The cover crop species mix varies by establishment date and aim – around 950ha of covers are grown ahead of all spring crops, established using a biodrill on the Väderstad Opus.

After gradually increasing the number of species over the years to six or seven, he feels that’s gone too far and is simplifying for this autumn to predominantly phacelia, radish and vetch, with the proportion of radish decreasing for earlier established crops.

Species choice for the ley is a learning curve –– for instance, while the sheep love chicory, it’s been a problem in following arable crops, comments James Beamish.

“We’re using covers for nutrient cycling. The radish with its deeper root will help with water infiltration, while the phacelia and vetch with more fibrous roots at the top help with surface soil structure.”

He has also used sheep to graze the cover crops as a management tool but is not 100% convinced they are the golden hoof in this situation. Three years of strip trials comparing sugar beet after cover crop, grazed and non-grazed, and no cover crop has shown the beet after non-grazed covers to be much darker green in early July than grazed covers, with no cover even lighter green, he says.

“Even though the sheep recycle the nutrients back in, they are putting on weight, so a certain amount of that nutrition is walking off the field,” he suggests.

Other organic amendments are added to also build organic matter – 3000t of farmyard manure from cattle and 2000t of solid digestate from the AD plant, he adds. “We do everything we can in the rotation as a shot in the arm for building organic matters.”

Benchmarking organic matter tests carried out this year found the arable soils ranged from 0.9-2.5% typically, with some just up to 3%. The 100-year-old permanent pasture was 3.2-3.4%, salt marsh at 6.8%, and surprisingly 200-year-old ancient woodland was only 3.2%.

“We’re going to be struggling selling carbon at Holkham,” he says.

Champagne malting barley

A very similar soil type to that of the Champagne region in France has led Holkham to call itself the Champagne region of malting barley

A very similar soil type to that of the Champagne region in France has led Holkham to call itself the Champagne region of malting barley. “Malting barley tends to perform on it year after year,” says James.

Cooler weather because of the estate’s proximity to the coast and sea mists also help keep quality high for the farm, which has a long-term relationship with Adnams Brewery, producing about 70% of their green barley needs.

“We guarantee Adnams 2500t of pure 1.65% grain nitrogen crop and manipulate the crop year on year to deliver that.”

Adnams head brewer and director of brewing visit the crop each year, which helps them understand the challenges of delivering that quality each year, adds James.

In 2020, when dry weather pushed grain N to 1.75-1.8%, being forewarned of potential problems and then quick discussions once combines started rolling allowed Adnams’ brewing processes to be adjusted to cope with higher N barley, albeit with a price adjustment, he explains.
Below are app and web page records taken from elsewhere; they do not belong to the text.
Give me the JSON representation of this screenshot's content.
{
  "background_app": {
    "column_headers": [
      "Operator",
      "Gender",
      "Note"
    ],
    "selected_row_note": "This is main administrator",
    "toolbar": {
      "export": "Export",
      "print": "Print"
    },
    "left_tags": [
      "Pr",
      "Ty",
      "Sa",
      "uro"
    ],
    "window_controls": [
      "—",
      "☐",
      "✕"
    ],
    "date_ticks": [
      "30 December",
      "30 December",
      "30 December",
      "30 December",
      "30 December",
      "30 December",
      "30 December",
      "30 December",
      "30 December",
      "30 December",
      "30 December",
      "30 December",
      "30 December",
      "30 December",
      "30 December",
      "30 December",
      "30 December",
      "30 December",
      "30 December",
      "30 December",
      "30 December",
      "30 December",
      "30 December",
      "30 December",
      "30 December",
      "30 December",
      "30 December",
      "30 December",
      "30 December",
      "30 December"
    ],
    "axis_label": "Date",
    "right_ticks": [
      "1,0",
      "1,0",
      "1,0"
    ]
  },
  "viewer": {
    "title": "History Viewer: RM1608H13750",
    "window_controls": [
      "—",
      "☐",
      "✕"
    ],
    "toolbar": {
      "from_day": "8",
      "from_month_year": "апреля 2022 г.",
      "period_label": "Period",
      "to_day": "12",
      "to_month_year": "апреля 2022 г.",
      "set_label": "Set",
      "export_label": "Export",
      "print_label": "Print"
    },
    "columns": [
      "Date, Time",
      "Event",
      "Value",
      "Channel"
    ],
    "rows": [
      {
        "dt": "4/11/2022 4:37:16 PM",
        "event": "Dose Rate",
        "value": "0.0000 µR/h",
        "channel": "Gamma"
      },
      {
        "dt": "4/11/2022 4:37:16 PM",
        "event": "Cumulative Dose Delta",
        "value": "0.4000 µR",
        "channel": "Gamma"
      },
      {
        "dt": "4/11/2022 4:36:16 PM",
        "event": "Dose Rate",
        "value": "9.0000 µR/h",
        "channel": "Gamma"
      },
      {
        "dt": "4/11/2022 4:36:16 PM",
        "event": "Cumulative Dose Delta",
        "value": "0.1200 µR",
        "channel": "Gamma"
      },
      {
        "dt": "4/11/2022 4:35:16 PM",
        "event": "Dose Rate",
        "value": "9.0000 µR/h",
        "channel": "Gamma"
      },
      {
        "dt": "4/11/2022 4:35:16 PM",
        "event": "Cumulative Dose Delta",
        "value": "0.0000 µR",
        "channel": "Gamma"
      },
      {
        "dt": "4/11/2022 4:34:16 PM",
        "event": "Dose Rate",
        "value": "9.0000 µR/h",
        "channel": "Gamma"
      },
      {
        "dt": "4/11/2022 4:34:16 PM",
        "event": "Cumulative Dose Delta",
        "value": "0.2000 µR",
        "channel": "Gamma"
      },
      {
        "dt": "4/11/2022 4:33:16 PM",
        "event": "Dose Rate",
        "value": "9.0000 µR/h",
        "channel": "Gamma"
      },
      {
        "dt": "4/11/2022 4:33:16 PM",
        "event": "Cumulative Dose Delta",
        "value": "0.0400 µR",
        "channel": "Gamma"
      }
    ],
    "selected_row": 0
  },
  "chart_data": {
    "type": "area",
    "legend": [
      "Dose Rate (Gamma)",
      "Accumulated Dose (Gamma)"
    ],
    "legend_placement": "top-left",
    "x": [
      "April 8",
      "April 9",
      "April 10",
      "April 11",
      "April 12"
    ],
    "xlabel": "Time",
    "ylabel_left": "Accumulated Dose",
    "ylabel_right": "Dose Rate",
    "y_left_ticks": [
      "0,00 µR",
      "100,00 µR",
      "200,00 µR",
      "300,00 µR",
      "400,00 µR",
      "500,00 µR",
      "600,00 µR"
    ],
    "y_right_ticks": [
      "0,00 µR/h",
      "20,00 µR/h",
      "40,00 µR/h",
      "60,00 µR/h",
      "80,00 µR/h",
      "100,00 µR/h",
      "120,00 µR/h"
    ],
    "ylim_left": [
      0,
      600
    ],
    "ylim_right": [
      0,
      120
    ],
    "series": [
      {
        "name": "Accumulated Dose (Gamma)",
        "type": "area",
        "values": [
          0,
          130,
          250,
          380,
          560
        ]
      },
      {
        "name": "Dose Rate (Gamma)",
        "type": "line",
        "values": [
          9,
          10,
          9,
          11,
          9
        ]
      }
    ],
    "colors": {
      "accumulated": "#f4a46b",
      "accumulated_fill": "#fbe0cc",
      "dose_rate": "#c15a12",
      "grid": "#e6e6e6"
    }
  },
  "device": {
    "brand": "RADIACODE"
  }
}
“It’s a fantastic example of working with the supply chain, something that’s not easy to do with commodities.”

This article was taken from the latest issue of CPM. For more articles like this, subscribe here.